  36. Rigamonti E, Helin L, Lestavel S, et al. Liver X receptor activation controls intracellular cholesterol trafficking and esterification in human macrophages. Circ Res. 2005;97:68268-68269.
  37. Mak PA, Laffitte BA, Desrumaux C, et al. Regulated expression of the apolipoprotein E/C-I/C-IV/C-II gene cluster in murine and human macrophages. A critical role for nuclear liver X receptors alpha and beta. J Biol Chem. 2002;277:31900-31908.

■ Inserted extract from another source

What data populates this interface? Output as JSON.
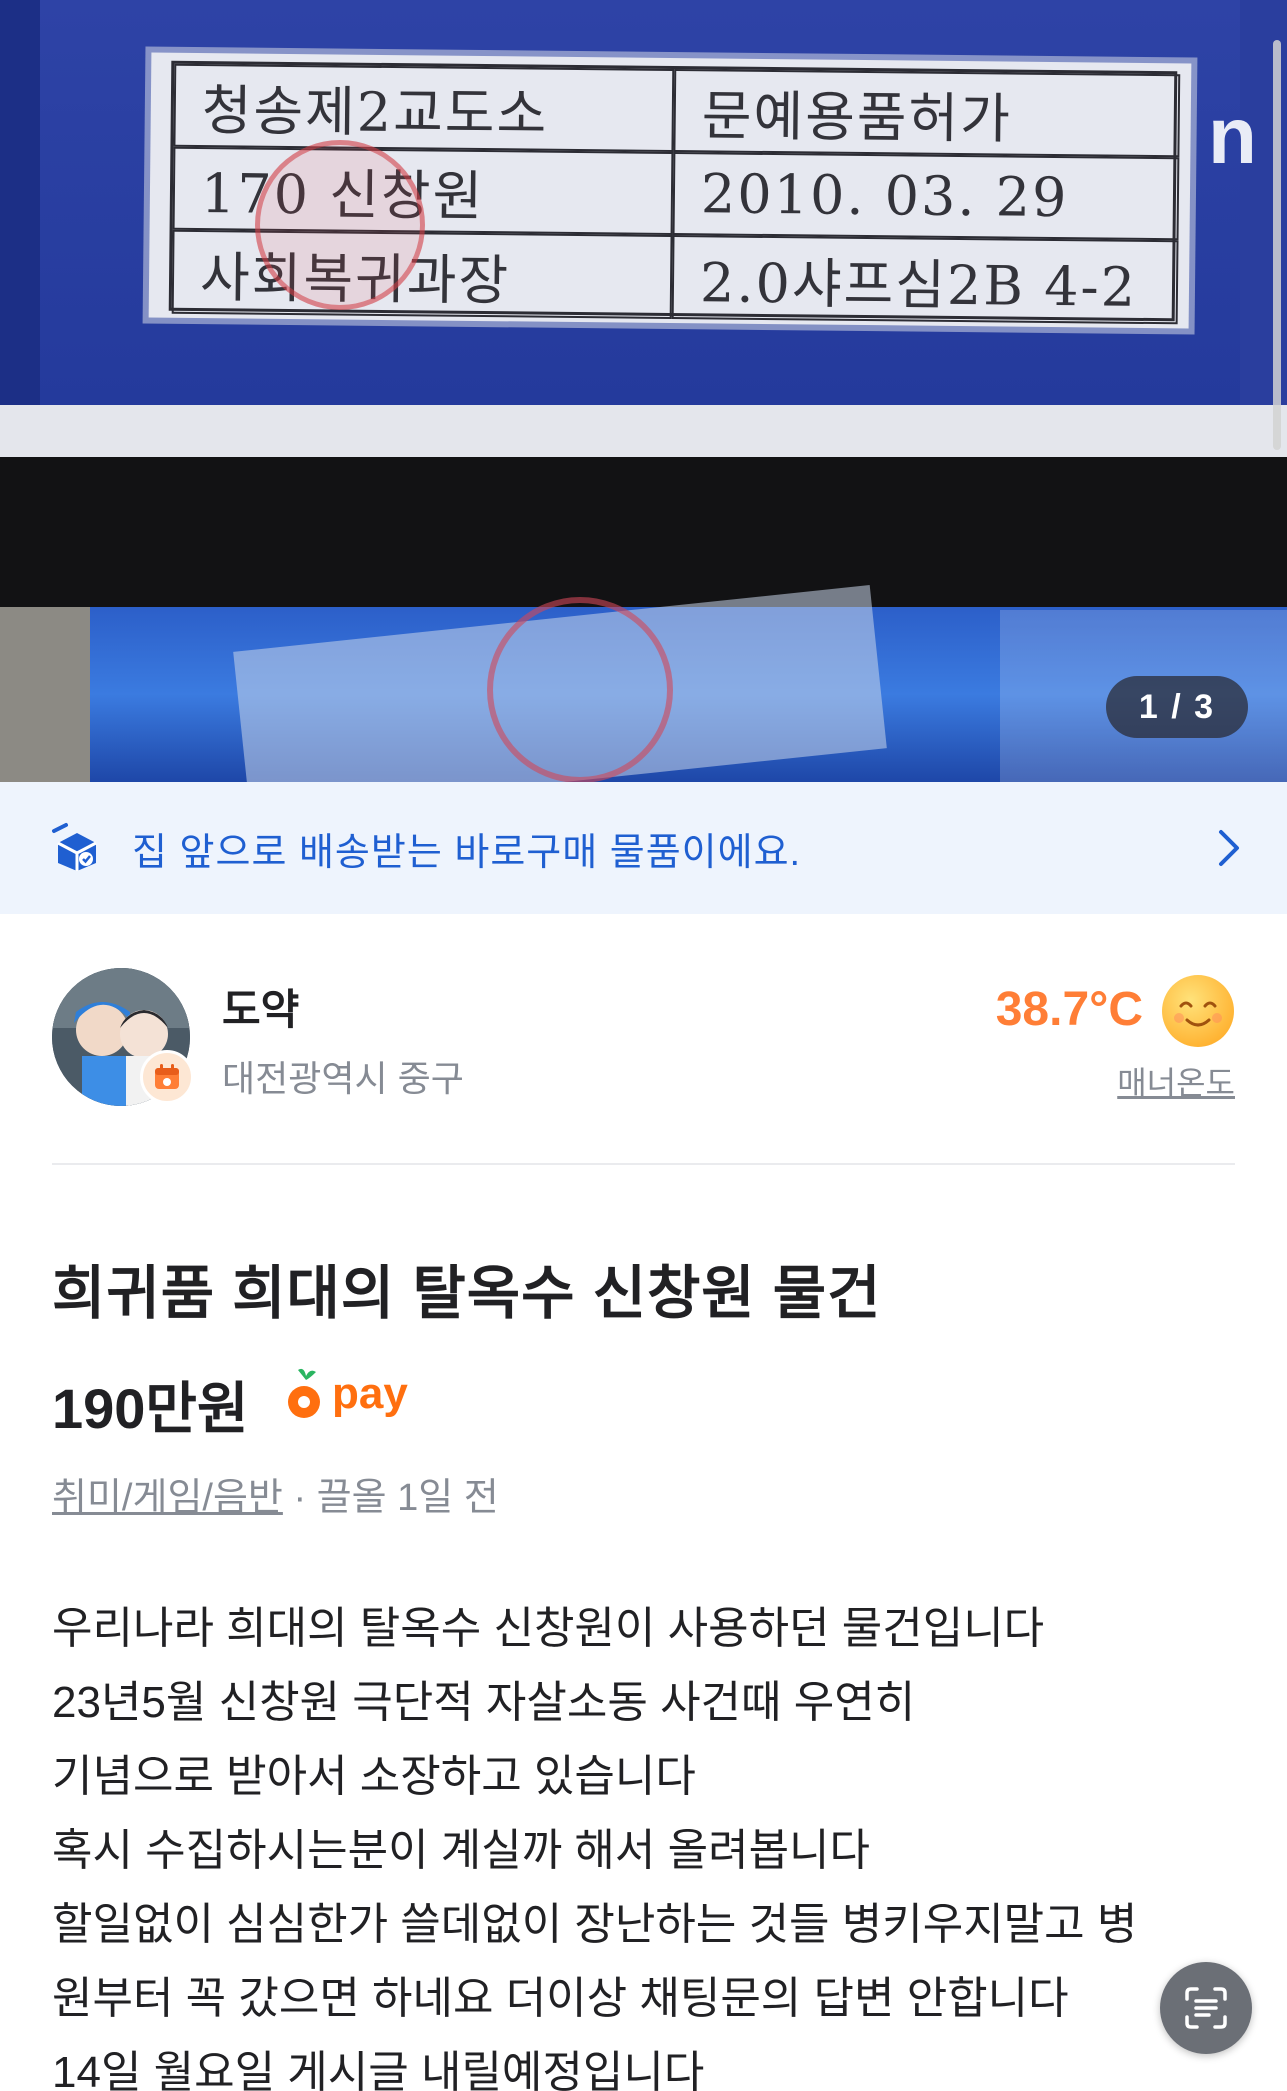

  38. Zhang Y, Repa JJ, Gauthier K, et al. Regulation of lipoprotein lipase by the oxysterol receptors, LXRalpha and LXRbeta. J Biol Chem. 2001;276:43018-43024.
  39. Faulds MH, Zhao C, Dahlman-Wright K. Molecular biology and functional genomics of liver X receptors (LXR) in relationship to metabolic diseases. Curr Opin Pharmacol. 2010;10:692-697.
  40. Hong C, Bradley MN, Rong X, et al. LXRα is uniquely required for maximal reverse cholesterol transport and atheroprotection in ApoE-deficient mice. J Lipid Res. 2012;53:1126-1133.
  41. Ulven SM, Dalen KT, Gustafsson JA, et al. Tissue-specific autoregulation of the LXRalpha gene facilitates induction of apoE in mouse adipose tissue. J Lipid Res. 2004;45:2052-2062.
  42. Xu P, Li D, Tang X, et al. LXR agonists: new potential therapeutic drug for neurodegenerative diseases. Mol Neurobiol. 2013;48:715-728.
  43. Cannon MV, van Gilst WH, de Boer RA. Emerging role of liver X receptors in cardiac pathophysiology and heart failure. Basic Res Cardiol. 2016;111:3.
  44. Bradley MN, Hong C, Chen M, et al. Ligand activation of LXR beta reverses atherosclerosis and cellular cholesterol overload in mice lacking LXR alpha and apoE. J Clin Invest. 2007;117:2337-2346.
  45. Kugimiya A, Takagi J, Uesugi M. Role of LXRs in control of lipogenesis. Tanpakushitsu Kakusan Koso. 2007;52:1814-1815.
  46. Tontonoz P, Mangelsdorf DJ. Liver X receptor signaling pathways in cardiovascular disease. Mol Endocrinol. 2003;17:985-993.
  47. Hong C, Tontonoz P. Liver X receptors in lipid metabolism: opportunities for drug discovery. Nat Rev Drug Discov. 2014;13:433-444.
  48. Lund EG, Peterson LB, Adams AD, et al. Different roles of liver X receptor alpha and beta in lipid metabolism: effects of an alpha-selective and a dual agonist in mice  deficient in each subtype. Biochem Pharmacol. 2006;71:453-463.
  49. Quinet EM, Savio DA, Halpern AR, et al. Liver X receptor (LXR)-beta regulation in LXRalpha-deficient mice: implications for therapeutic targeting. Mol Pharmacol. 2006;70:1340-1349.
  50. Fiévet C, Staels B. Liver X receptor modulators: effects on lipid metabolism and potential use in the treatment of atherosclerosis. Biochem Pharmacol. 2009;77:1316-1327.
  51. Beaven SW, Matveyenko A, Wroblewski K, et al. Reciprocal regulation of hepatic and adipose lipogenesis by liver X receptors in obesity and insulin resistance. Cell Metab. 2013;18:106-117.